Work order: Of the entries that follow, how many lines hold the string "Timeline"? Write the number and nothing more.

(Component data from apps and pages)

____________

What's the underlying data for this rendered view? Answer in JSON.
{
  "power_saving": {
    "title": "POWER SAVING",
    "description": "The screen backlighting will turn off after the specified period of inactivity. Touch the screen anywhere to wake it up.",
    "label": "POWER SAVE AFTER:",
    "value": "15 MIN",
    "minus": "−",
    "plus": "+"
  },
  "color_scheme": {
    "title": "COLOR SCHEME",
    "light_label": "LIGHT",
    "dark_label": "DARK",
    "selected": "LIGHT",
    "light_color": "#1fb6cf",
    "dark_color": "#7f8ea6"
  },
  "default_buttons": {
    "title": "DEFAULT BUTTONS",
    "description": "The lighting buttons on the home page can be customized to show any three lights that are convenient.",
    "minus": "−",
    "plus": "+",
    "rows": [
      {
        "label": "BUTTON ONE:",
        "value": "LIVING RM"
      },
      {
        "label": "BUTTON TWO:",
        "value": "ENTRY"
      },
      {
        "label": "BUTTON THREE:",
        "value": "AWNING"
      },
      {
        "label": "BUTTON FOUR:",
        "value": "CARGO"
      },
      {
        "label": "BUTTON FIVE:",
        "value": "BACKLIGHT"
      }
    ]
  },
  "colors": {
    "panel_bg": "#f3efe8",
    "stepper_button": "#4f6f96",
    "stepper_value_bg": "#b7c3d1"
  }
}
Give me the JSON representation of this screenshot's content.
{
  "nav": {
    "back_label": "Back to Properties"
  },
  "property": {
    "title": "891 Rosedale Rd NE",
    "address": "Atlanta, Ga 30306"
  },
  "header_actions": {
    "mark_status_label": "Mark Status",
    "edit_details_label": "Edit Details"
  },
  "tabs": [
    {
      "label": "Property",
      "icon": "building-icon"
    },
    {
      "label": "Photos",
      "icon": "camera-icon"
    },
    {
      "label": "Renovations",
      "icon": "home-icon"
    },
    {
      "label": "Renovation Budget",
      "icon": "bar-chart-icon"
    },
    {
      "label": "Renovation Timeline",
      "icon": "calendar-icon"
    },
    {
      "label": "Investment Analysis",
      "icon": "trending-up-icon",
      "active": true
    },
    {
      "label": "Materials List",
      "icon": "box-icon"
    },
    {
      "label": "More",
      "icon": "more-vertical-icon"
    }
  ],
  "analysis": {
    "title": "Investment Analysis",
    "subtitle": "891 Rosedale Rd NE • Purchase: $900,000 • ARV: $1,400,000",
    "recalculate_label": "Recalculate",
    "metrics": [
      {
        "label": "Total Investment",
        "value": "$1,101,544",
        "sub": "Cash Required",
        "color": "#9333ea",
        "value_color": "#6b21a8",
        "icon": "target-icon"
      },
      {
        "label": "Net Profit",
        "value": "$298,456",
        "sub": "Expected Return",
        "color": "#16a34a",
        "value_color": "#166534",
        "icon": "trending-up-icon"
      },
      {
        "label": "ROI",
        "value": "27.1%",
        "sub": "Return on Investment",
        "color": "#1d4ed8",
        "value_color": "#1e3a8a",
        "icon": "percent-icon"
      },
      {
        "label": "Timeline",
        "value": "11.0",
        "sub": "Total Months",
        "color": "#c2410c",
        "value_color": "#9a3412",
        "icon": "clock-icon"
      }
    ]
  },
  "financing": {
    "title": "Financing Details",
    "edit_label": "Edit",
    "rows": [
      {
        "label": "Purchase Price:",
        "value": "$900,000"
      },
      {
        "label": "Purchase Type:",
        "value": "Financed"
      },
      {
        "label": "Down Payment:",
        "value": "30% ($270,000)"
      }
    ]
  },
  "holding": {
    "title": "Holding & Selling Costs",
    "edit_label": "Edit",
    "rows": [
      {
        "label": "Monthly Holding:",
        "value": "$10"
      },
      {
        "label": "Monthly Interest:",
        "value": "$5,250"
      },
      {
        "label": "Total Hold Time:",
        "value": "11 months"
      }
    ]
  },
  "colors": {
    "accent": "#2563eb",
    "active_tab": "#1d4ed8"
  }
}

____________

Answer to this task: 2